With figures from the National Energy Action (NEA) suggesting that an average of 9,700 deaths per year are caused by living in an under-heated home, regular gas safety checks are a necessity. The implementation of technology can reduce gas related risks and ensure that all homes are in-line with current government guidelines. There are a number of ways in which technology can improve levels of LGSR compliance. The simple act of gathering property data offers housing providers and maintenance teams the ability to monitor their properties remotely and at their own convenience, allowing providers to scan for potential issues and schedule appointments accordingly.
The central benefit of digital communication is appointment scheduling. Through digital scheduling, housing providers can grant their residents more flexibility when it comes to booking maintenance visits. Digital channels allow providers to offer up a range of dates and times, increasing the accessibility of a property while also ensuring minimal disruption to the tenant’s day-to-day routines. Certain technologies, such as the kind offered here at Switchee, also give providers the ability to see when messages have been received and read, reducing any uncertainties about whether or not the tenant is aware of upcoming maintenance checks. This has the added benefit of minimising the risk of litigation too, by giving providers evidence of each instance that they have tried to contact residents regarding access to a property.
However, digital channels can also help bring down costs. The NEA suggests that a letter can cost between £2 and £25 and a phone call might cost a few pounds, digital communication channels cost almost nothing. The cost to transmit information digitally is significantly less than the cost to transmit it physically. But this isn’t the only way in which technology can lower costs.
When creating a contract between maintenance teams and housing providers, one thing that is often built in to the overall price is a provision for lack-of-access callouts. This is so that maintenance teams don’t lose out if they are unable to access a property. However, over time, if access rates are shown to improve dramatically (something that is already being noted by many providers) then the need for these clauses will lessen and may eventually disappear altogether. This is due to the more reliable nature of digital communication – from read receipts to quicker resident response rates, digital avenues have served to strengthen lines of communication throughout the Covid-19 pandemic and, if given the chance, will continue to do so for years to come.
Technology has also been shown to ease the strain on maintenance teams during peak seasons. For example, some systems allow maintenance teams to test boilers remotely and at their convenience. This allows them to identify any potential concerns and install a solution with minimal disruption, lowering overall costs and alleviating the pressure from maintenance teams.
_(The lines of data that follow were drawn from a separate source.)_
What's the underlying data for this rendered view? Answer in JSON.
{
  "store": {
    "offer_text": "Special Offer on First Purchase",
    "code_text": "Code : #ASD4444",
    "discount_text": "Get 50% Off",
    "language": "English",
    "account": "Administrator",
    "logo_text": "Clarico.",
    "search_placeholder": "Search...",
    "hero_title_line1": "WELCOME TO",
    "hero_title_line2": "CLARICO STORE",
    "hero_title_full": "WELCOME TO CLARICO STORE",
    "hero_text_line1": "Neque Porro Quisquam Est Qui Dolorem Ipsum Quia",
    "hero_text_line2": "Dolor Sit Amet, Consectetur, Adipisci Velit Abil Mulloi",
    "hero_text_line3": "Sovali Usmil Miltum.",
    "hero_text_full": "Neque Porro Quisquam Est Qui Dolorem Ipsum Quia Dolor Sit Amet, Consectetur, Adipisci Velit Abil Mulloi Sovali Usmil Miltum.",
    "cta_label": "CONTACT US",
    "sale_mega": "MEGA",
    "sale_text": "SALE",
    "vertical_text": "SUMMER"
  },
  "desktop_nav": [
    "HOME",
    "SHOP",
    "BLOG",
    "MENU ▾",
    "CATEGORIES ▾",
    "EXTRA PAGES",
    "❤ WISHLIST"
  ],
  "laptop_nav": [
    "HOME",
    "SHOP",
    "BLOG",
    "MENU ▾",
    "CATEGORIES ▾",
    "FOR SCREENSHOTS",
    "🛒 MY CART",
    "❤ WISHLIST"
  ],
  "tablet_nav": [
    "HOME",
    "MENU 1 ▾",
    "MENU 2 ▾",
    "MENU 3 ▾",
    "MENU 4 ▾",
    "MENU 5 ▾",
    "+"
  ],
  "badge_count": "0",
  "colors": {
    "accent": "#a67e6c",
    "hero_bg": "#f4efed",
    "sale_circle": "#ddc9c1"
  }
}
In testing boilers during summer, when the weather is altogether warmer, issues can be dealt with before the cold returns, meaning that repairs can be carried out in-hours with little risk to the tenants’ health and wellbeing. This leads to an drop in emergency call outs when the cold weather arrives after a stretch of summer sun, and allows for repairs without upsetting the tenants’ day-to-day routine.
Throughout the current pandemic, one thing has been made clear: technology, when properly implemented, facilitates communication. In relying on digital avenues, housing providers can monitor their stock remotely and ensure that any potential issues are dealt with proactively, thereby aiding in their pursuit of compliance. From automated messaging systems to remote boiler tests, digital avenues offer up a wide range of benefits to housing providers and residents alike. These resources can help reduce the risk of wasted house calls, boost resident engagement levels, and increase overall levels of property compliance.